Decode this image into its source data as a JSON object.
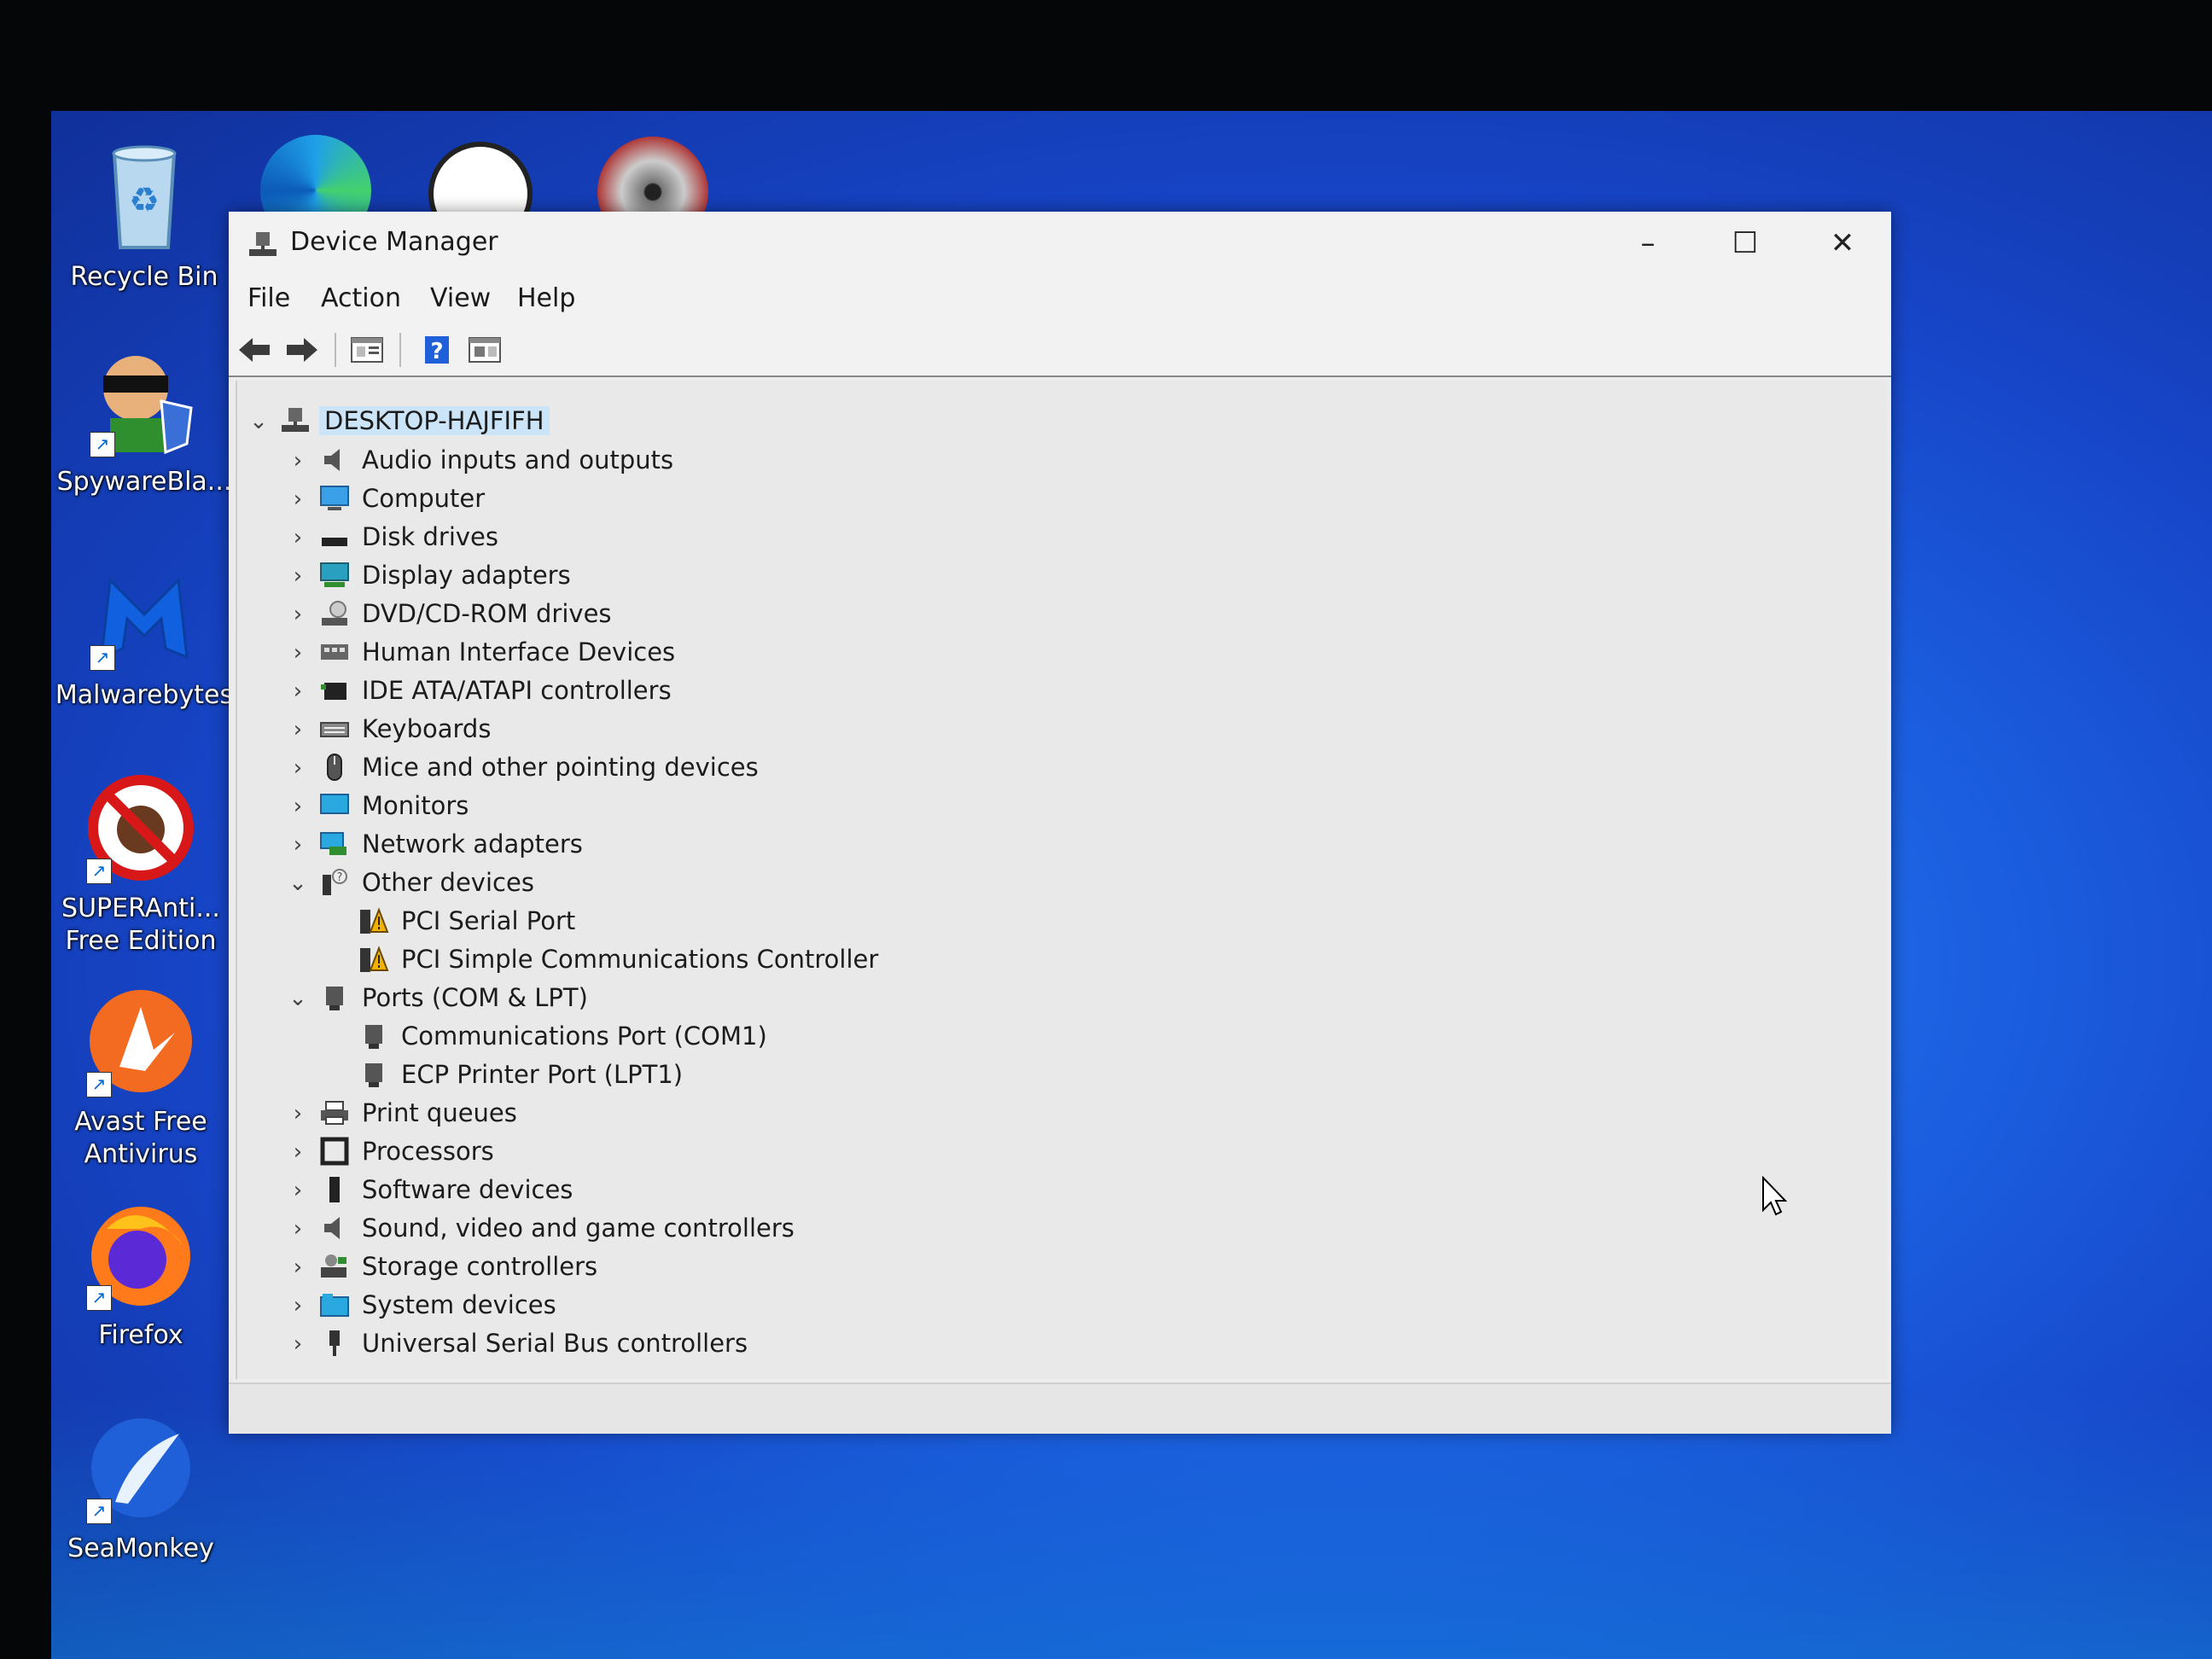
{
  "desktop": {
    "icons": [
      {
        "label": "Recycle Bin",
        "icon": "recycle-bin-icon"
      },
      {
        "label": "SpywareBla...",
        "icon": "spywareblaster-icon"
      },
      {
        "label": "Malwarebytes",
        "icon": "malwarebytes-icon"
      },
      {
        "label": "SUPERAnti...\nFree Edition",
        "icon": "superantispyware-icon"
      },
      {
        "label": "Avast Free\nAntivirus",
        "icon": "avast-icon"
      },
      {
        "label": "Firefox",
        "icon": "firefox-icon"
      },
      {
        "label": "SeaMonkey",
        "icon": "seamonkey-icon"
      }
    ]
  },
  "window": {
    "title": "Device Manager",
    "controls": {
      "minimize": "–",
      "maximize": "☐",
      "close": "✕"
    }
  },
  "menu": [
    "File",
    "Action",
    "View",
    "Help"
  ],
  "tree": {
    "root": "DESKTOP-HAJFIFH",
    "items": [
      {
        "label": "Audio inputs and outputs",
        "expanded": false
      },
      {
        "label": "Computer",
        "expanded": false
      },
      {
        "label": "Disk drives",
        "expanded": false
      },
      {
        "label": "Display adapters",
        "expanded": false
      },
      {
        "label": "DVD/CD-ROM drives",
        "expanded": false
      },
      {
        "label": "Human Interface Devices",
        "expanded": false
      },
      {
        "label": "IDE ATA/ATAPI controllers",
        "expanded": false
      },
      {
        "label": "Keyboards",
        "expanded": false
      },
      {
        "label": "Mice and other pointing devices",
        "expanded": false
      },
      {
        "label": "Monitors",
        "expanded": false
      },
      {
        "label": "Network adapters",
        "expanded": false
      },
      {
        "label": "Other devices",
        "expanded": true,
        "children": [
          "PCI Serial Port",
          "PCI Simple Communications Controller"
        ]
      },
      {
        "label": "Ports (COM & LPT)",
        "expanded": true,
        "children": [
          "Communications Port (COM1)",
          "ECP Printer Port (LPT1)"
        ]
      },
      {
        "label": "Print queues",
        "expanded": false
      },
      {
        "label": "Processors",
        "expanded": false
      },
      {
        "label": "Software devices",
        "expanded": false
      },
      {
        "label": "Sound, video and game controllers",
        "expanded": false
      },
      {
        "label": "Storage controllers",
        "expanded": false
      },
      {
        "label": "System devices",
        "expanded": false
      },
      {
        "label": "Universal Serial Bus controllers",
        "expanded": false
      }
    ]
  },
  "colors": {
    "accent": "#0063b1",
    "selection": "#cce4f7",
    "warning": "#f2b200"
  }
}
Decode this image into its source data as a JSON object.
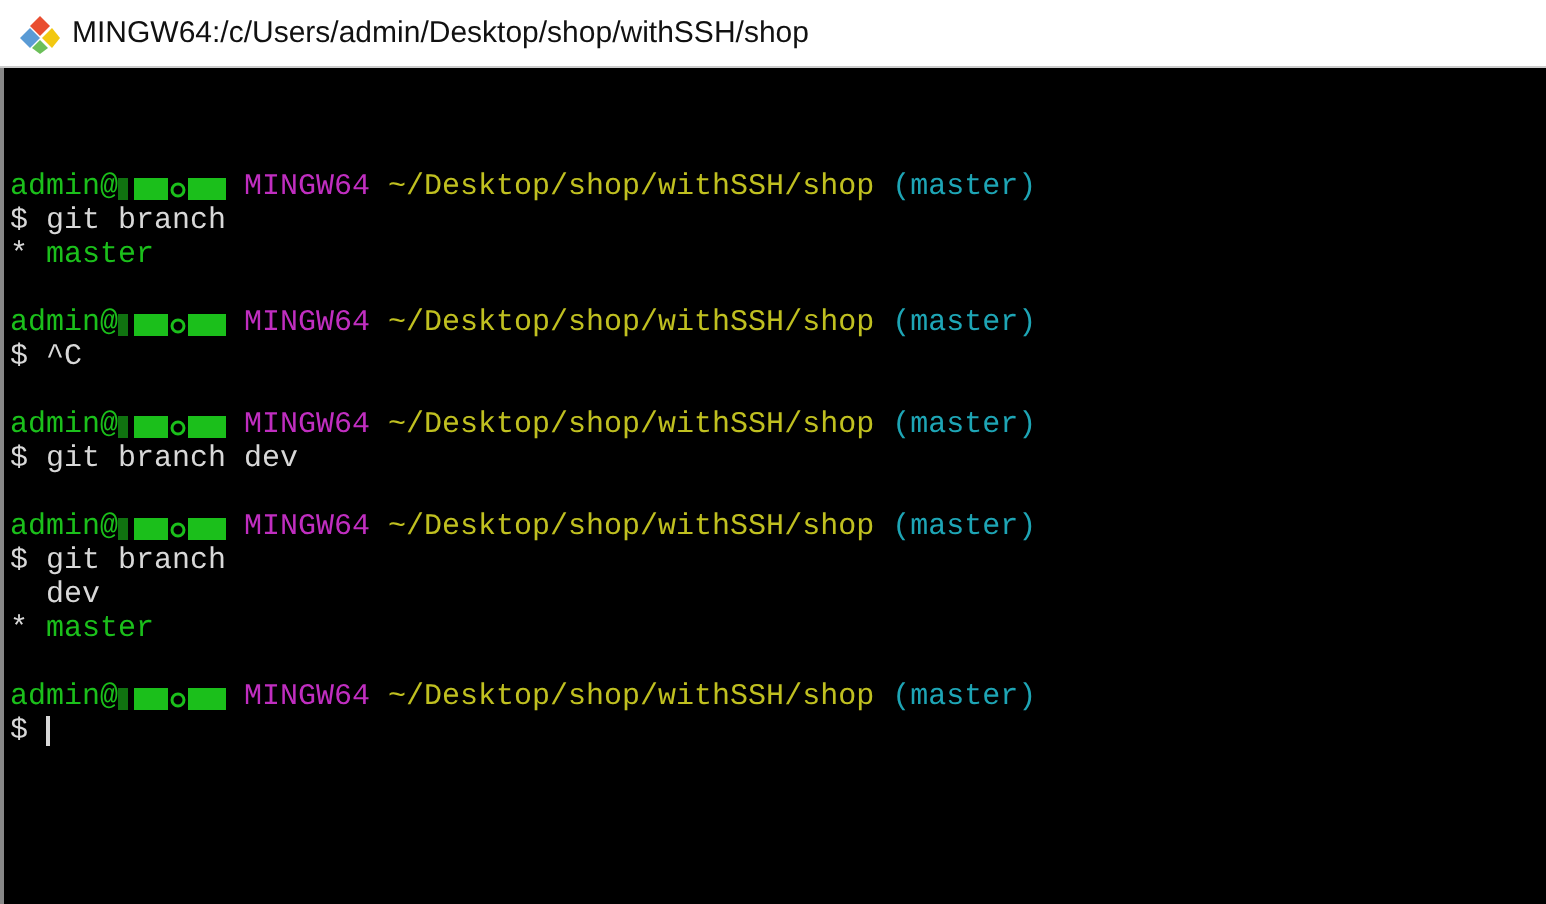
{
  "window": {
    "title": "MINGW64:/c/Users/admin/Desktop/shop/withSSH/shop"
  },
  "terminal": {
    "lines": [
      {
        "kind": "prompt",
        "user": "admin@",
        "shell": "MINGW64",
        "path": "~/Desktop/shop/withSSH/shop",
        "branch": "(master)"
      },
      {
        "kind": "command",
        "prompt": "$",
        "text": "git branch"
      },
      {
        "kind": "branch",
        "marker": "*",
        "name": "master",
        "selected": true
      },
      {
        "kind": "blank"
      },
      {
        "kind": "prompt",
        "user": "admin@",
        "shell": "MINGW64",
        "path": "~/Desktop/shop/withSSH/shop",
        "branch": "(master)"
      },
      {
        "kind": "command",
        "prompt": "$",
        "text": "^C"
      },
      {
        "kind": "blank"
      },
      {
        "kind": "prompt",
        "user": "admin@",
        "shell": "MINGW64",
        "path": "~/Desktop/shop/withSSH/shop",
        "branch": "(master)"
      },
      {
        "kind": "command",
        "prompt": "$",
        "text": "git branch dev"
      },
      {
        "kind": "blank"
      },
      {
        "kind": "prompt",
        "user": "admin@",
        "shell": "MINGW64",
        "path": "~/Desktop/shop/withSSH/shop",
        "branch": "(master)"
      },
      {
        "kind": "command",
        "prompt": "$",
        "text": "git branch"
      },
      {
        "kind": "branch",
        "name": "dev",
        "selected": false
      },
      {
        "kind": "branch",
        "marker": "*",
        "name": "master",
        "selected": true
      },
      {
        "kind": "blank"
      },
      {
        "kind": "prompt",
        "user": "admin@",
        "shell": "MINGW64",
        "path": "~/Desktop/shop/withSSH/shop",
        "branch": "(master)"
      },
      {
        "kind": "command",
        "prompt": "$",
        "cursor": true
      }
    ]
  }
}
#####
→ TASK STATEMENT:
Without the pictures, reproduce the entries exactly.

→ RESPONSE AREA:
Decode this image into its source data as a JSON object.
{
  "desktop": {
    "icons": [
      {
        "label": "Recycle Bin",
        "icon": "recycle-bin-icon"
      },
      {
        "label": "SpywareBla...",
        "icon": "spywareblaster-icon"
      },
      {
        "label": "Malwarebytes",
        "icon": "malwarebytes-icon"
      },
      {
        "label": "SUPERAnti...\nFree Edition",
        "icon": "superantispyware-icon"
      },
      {
        "label": "Avast Free\nAntivirus",
        "icon": "avast-icon"
      },
      {
        "label": "Firefox",
        "icon": "firefox-icon"
      },
      {
        "label": "SeaMonkey",
        "icon": "seamonkey-icon"
      }
    ]
  },
  "window": {
    "title": "Device Manager",
    "controls": {
      "minimize": "–",
      "maximize": "☐",
      "close": "✕"
    }
  },
  "menu": [
    "File",
    "Action",
    "View",
    "Help"
  ],
  "tree": {
    "root": "DESKTOP-HAJFIFH",
    "items": [
      {
        "label": "Audio inputs and outputs",
        "expanded": false
      },
      {
        "label": "Computer",
        "expanded": false
      },
      {
        "label": "Disk drives",
        "expanded": false
      },
      {
        "label": "Display adapters",
        "expanded": false
      },
      {
        "label": "DVD/CD-ROM drives",
        "expanded": false
      },
      {
        "label": "Human Interface Devices",
        "expanded": false
      },
      {
        "label": "IDE ATA/ATAPI controllers",
        "expanded": false
      },
      {
        "label": "Keyboards",
        "expanded": false
      },
      {
        "label": "Mice and other pointing devices",
        "expanded": false
      },
      {
        "label": "Monitors",
        "expanded": false
      },
      {
        "label": "Network adapters",
        "expanded": false
      },
      {
        "label": "Other devices",
        "expanded": true,
        "children": [
          "PCI Serial Port",
          "PCI Simple Communications Controller"
        ]
      },
      {
        "label": "Ports (COM & LPT)",
        "expanded": true,
        "children": [
          "Communications Port (COM1)",
          "ECP Printer Port (LPT1)"
        ]
      },
      {
        "label": "Print queues",
        "expanded": false
      },
      {
        "label": "Processors",
        "expanded": false
      },
      {
        "label": "Software devices",
        "expanded": false
      },
      {
        "label": "Sound, video and game controllers",
        "expanded": false
      },
      {
        "label": "Storage controllers",
        "expanded": false
      },
      {
        "label": "System devices",
        "expanded": false
      },
      {
        "label": "Universal Serial Bus controllers",
        "expanded": false
      }
    ]
  },
  "colors": {
    "accent": "#0063b1",
    "selection": "#cce4f7",
    "warning": "#f2b200"
  }
}
Decode this image into its source data as a JSON object.
{
  "window": {
    "title": "MINGW64:/c/Users/admin/Desktop/shop/withSSH/shop"
  },
  "terminal": {
    "lines": [
      {
        "kind": "prompt",
        "user": "admin@",
        "shell": "MINGW64",
        "path": "~/Desktop/shop/withSSH/shop",
        "branch": "(master)"
      },
      {
        "kind": "command",
        "prompt": "$",
        "text": "git branch"
      },
      {
        "kind": "branch",
        "marker": "*",
        "name": "master",
        "selected": true
      },
      {
        "kind": "blank"
      },
      {
        "kind": "prompt",
        "user": "admin@",
        "shell": "MINGW64",
        "path": "~/Desktop/shop/withSSH/shop",
        "branch": "(master)"
      },
      {
        "kind": "command",
        "prompt": "$",
        "text": "^C"
      },
      {
        "kind": "blank"
      },
      {
        "kind": "prompt",
        "user": "admin@",
        "shell": "MINGW64",
        "path": "~/Desktop/shop/withSSH/shop",
        "branch": "(master)"
      },
      {
        "kind": "command",
        "prompt": "$",
        "text": "git branch dev"
      },
      {
        "kind": "blank"
      },
      {
        "kind": "prompt",
        "user": "admin@",
        "shell": "MINGW64",
        "path": "~/Desktop/shop/withSSH/shop",
        "branch": "(master)"
      },
      {
        "kind": "command",
        "prompt": "$",
        "text": "git branch"
      },
      {
        "kind": "branch",
        "name": "dev",
        "selected": false
      },
      {
        "kind": "branch",
        "marker": "*",
        "name": "master",
        "selected": true
      },
      {
        "kind": "blank"
      },
      {
        "kind": "prompt",
        "user": "admin@",
        "shell": "MINGW64",
        "path": "~/Desktop/shop/withSSH/shop",
        "branch": "(master)"
      },
      {
        "kind": "command",
        "prompt": "$",
        "cursor": true
      }
    ]
  }
}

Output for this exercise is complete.